When I first think about psychologist and psychology, the first thing to pop into my mind is Frasier and Niles Crane from the old sitcom Frasier (during our third miscarriage, we watched the entire series for the first time). I like to believe my psychologist is nothing like the quirky and pretentious Crane brothers.
But, on a more serious note, having a psychologist has been an incredibly important part of my journey. I initially asked my family doctor for a referral as I was not coping well enough with work stress – back before or at least around the time of the first miscarriage (I cannot remember exactly when). I have always been an over-achiever and a perfectionist, and I thought it was starting to catch up with me as I was working 60-70+ hours a week and feeling the angst that goes along with that lifestyle. So, I thought, talking to someone about learning techniques to deal with stress might be a good use of my time. Little did I know, my life was about to get a lot more stressful as we started down the path of repeat pregnancy loss.
I cannot even remember the conversation topic at our first meeting. All I remember was sitting down in her office and breaking into to tears. And when I say tears, I don’t mean 1 or 2 glistening tears rolling down my cheek. I mean, balling like a toddler who just had their lollipop stolen by their big brother. I should point out, that I don’t cry. Or at least I didn’t. Or maybe, the better way to say it is that I don’t cry in public and I don’t show strong personal emotions in 98% of circumstances (i.e. work, large social gatherings, etc.). I save the personal emotions for my husband and on the rare occasion with a few very close personal friends – for good or bad, he’s one of the few people who get to see that side of me.

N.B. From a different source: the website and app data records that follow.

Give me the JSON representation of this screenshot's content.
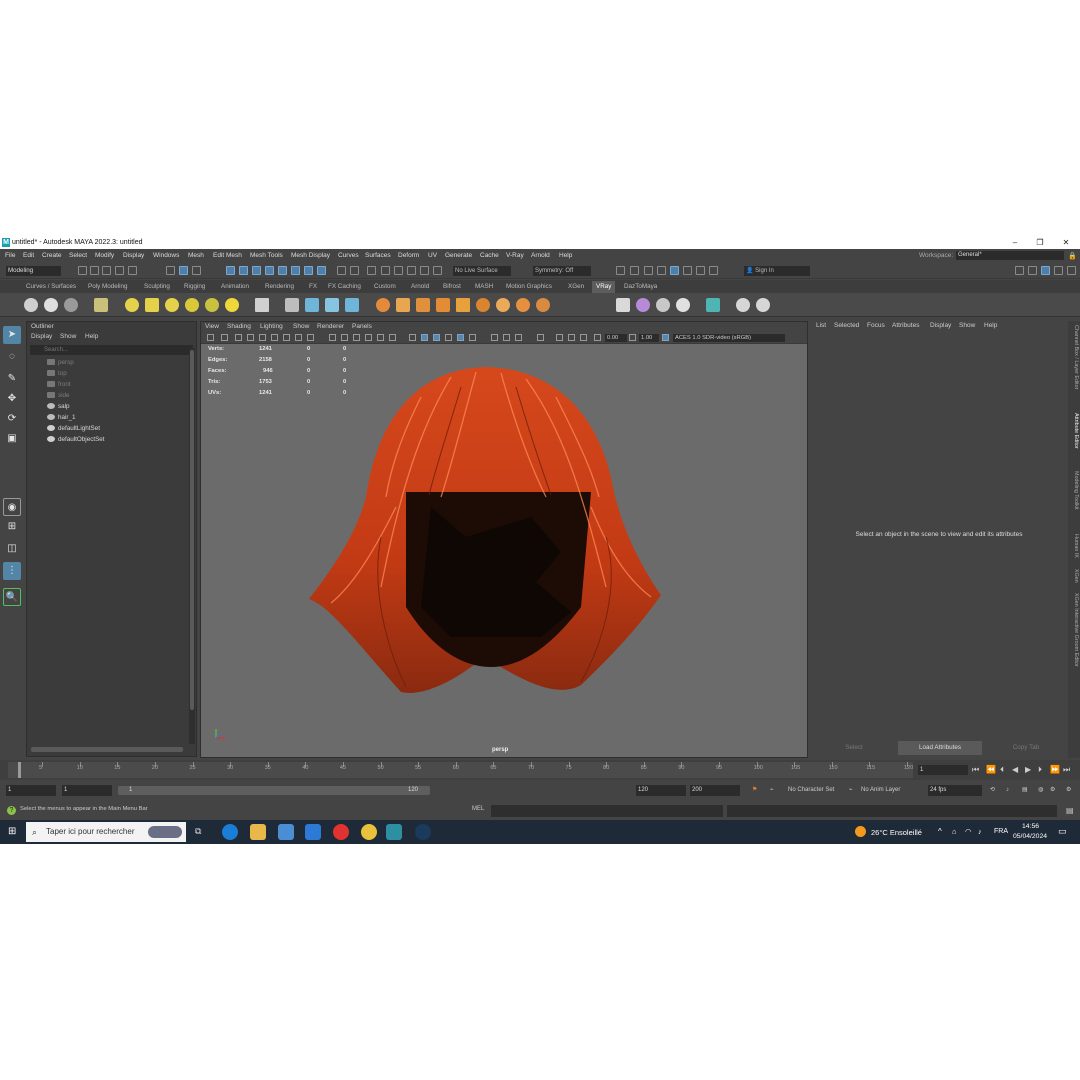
{
  "window": {
    "title": "untitled* - Autodesk MAYA 2022.3: untitled",
    "logo_letter": "M",
    "buttons": {
      "minimize": "–",
      "restore": "❐",
      "close": "✕"
    }
  },
  "menubar": {
    "items": [
      "File",
      "Edit",
      "Create",
      "Select",
      "Modify",
      "Display",
      "Windows",
      "Mesh",
      "Edit Mesh",
      "Mesh Tools",
      "Mesh Display",
      "Curves",
      "Surfaces",
      "Deform",
      "UV",
      "Generate",
      "Cache",
      "V-Ray",
      "Arnold",
      "Help"
    ],
    "workspace_label": "Workspace:",
    "workspace_value": "General*"
  },
  "statusline": {
    "mode": "Modeling",
    "live_surface": "No Live Surface",
    "symmetry": "Symmetry: Off",
    "sign_in": "Sign In"
  },
  "shelf": {
    "tabs": [
      "Curves / Surfaces",
      "Poly Modeling",
      "Sculpting",
      "Rigging",
      "Animation",
      "Rendering",
      "FX",
      "FX Caching",
      "Custom",
      "Arnold",
      "Bifrost",
      "MASH",
      "Motion Graphics",
      "XGen",
      "VRay",
      "DazToMaya"
    ],
    "active_tab": "VRay"
  },
  "outliner": {
    "title": "Outliner",
    "menus": [
      "Display",
      "Show",
      "Help"
    ],
    "search_placeholder": "Search...",
    "items": [
      {
        "label": "persp",
        "dim": true,
        "icon": "camera-icon"
      },
      {
        "label": "top",
        "dim": true,
        "icon": "camera-icon"
      },
      {
        "label": "front",
        "dim": true,
        "icon": "camera-icon"
      },
      {
        "label": "side",
        "dim": true,
        "icon": "camera-icon"
      },
      {
        "label": "salp",
        "dim": false,
        "icon": "transform-icon"
      },
      {
        "label": "hair_1",
        "dim": false,
        "icon": "transform-icon"
      },
      {
        "label": "defaultLightSet",
        "dim": false,
        "icon": "set-icon"
      },
      {
        "label": "defaultObjectSet",
        "dim": false,
        "icon": "set-icon"
      }
    ]
  },
  "viewport": {
    "menus": [
      "View",
      "Shading",
      "Lighting",
      "Show",
      "Renderer",
      "Panels"
    ],
    "exposure": "0.00",
    "gamma": "1.00",
    "color_space": "ACES 1.0 SDR-video (sRGB)",
    "camera": "persp",
    "hud": [
      {
        "label": "Verts:",
        "a": "1241",
        "b": "0",
        "c": "0"
      },
      {
        "label": "Edges:",
        "a": "2158",
        "b": "0",
        "c": "0"
      },
      {
        "label": "Faces:",
        "a": "946",
        "b": "0",
        "c": "0"
      },
      {
        "label": "Tris:",
        "a": "1753",
        "b": "0",
        "c": "0"
      },
      {
        "label": "UVs:",
        "a": "1241",
        "b": "0",
        "c": "0"
      }
    ],
    "hair_color": "#c8401a"
  },
  "attribute_editor": {
    "menus": [
      "List",
      "Selected",
      "Focus",
      "Attributes",
      "Display",
      "Show",
      "Help"
    ],
    "message": "Select an object in the scene to view and edit its attributes",
    "buttons": [
      "Select",
      "Load Attributes",
      "Copy Tab"
    ]
  },
  "side_tabs": [
    "Channel Box / Layer Editor",
    "Attribute Editor",
    "Modeling Toolkit",
    "Human IK",
    "XGen",
    "XGen Interactive Groom Editor"
  ],
  "timeline": {
    "ticks": [
      "5",
      "10",
      "15",
      "20",
      "25",
      "30",
      "35",
      "40",
      "45",
      "50",
      "55",
      "60",
      "65",
      "70",
      "75",
      "80",
      "85",
      "90",
      "95",
      "100",
      "105",
      "110",
      "115",
      "120"
    ],
    "current_frame": "1"
  },
  "range": {
    "start": "1",
    "playback_start": "1",
    "bar_start": "1",
    "bar_end": "120",
    "playback_end": "120",
    "end": "200",
    "character_set": "No Character Set",
    "anim_layer": "No Anim Layer",
    "fps": "24 fps"
  },
  "command_line": {
    "help": "Select the menus to appear in the Main Menu Bar",
    "language": "MEL"
  },
  "taskbar": {
    "search_placeholder": "Taper ici pour rechercher",
    "weather": "26°C  Ensoleillé",
    "language": "FRA",
    "time": "14:56",
    "date": "05/04/2024"
  }
}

So, why do I like having a psychologist? Or more specifically, why do I love having her as my psychologist (as opposed to someone else)? She has provided a safe place to talk about anything, a supportive response, a friendly hug (but she always asks first, which makes me laugh a little inside), and critical recommendations. Part of what makes her so great is that she has had a miscarriage, she has lost a child, and she also has a living child. This makes her perspective especially valuable. She gets it, or at least she gets most of it. Our stories are not the exact same, but there are enough similarities that I can take comfort in the fact that she is not just reading from a textbook, but she is also speaking from the heart.
We don’t always agree. There have been times when she provides recommendations that we don’t agree with. For example, she wanted us to tell our families and friends when we were going through miscarriage number 2. We were adamant that we couldn’t, that they wouldn’t be supportive enough. I think as she’s gotten to know us better, she’s has started to understand more about our families and now understands why we haven’t told everyone. In another circumstances, she has encouraged me to stop working full time for a high stress employer, to focus on my health and my recovery (both physical and emotional). She has been encouraging this for over a year now. She’s right on every level, but up until now I have refused (another topic for another post).
She has been a very important part of our journey, and I wish everyone could find someone as great as her when they are facing such a difficult situation.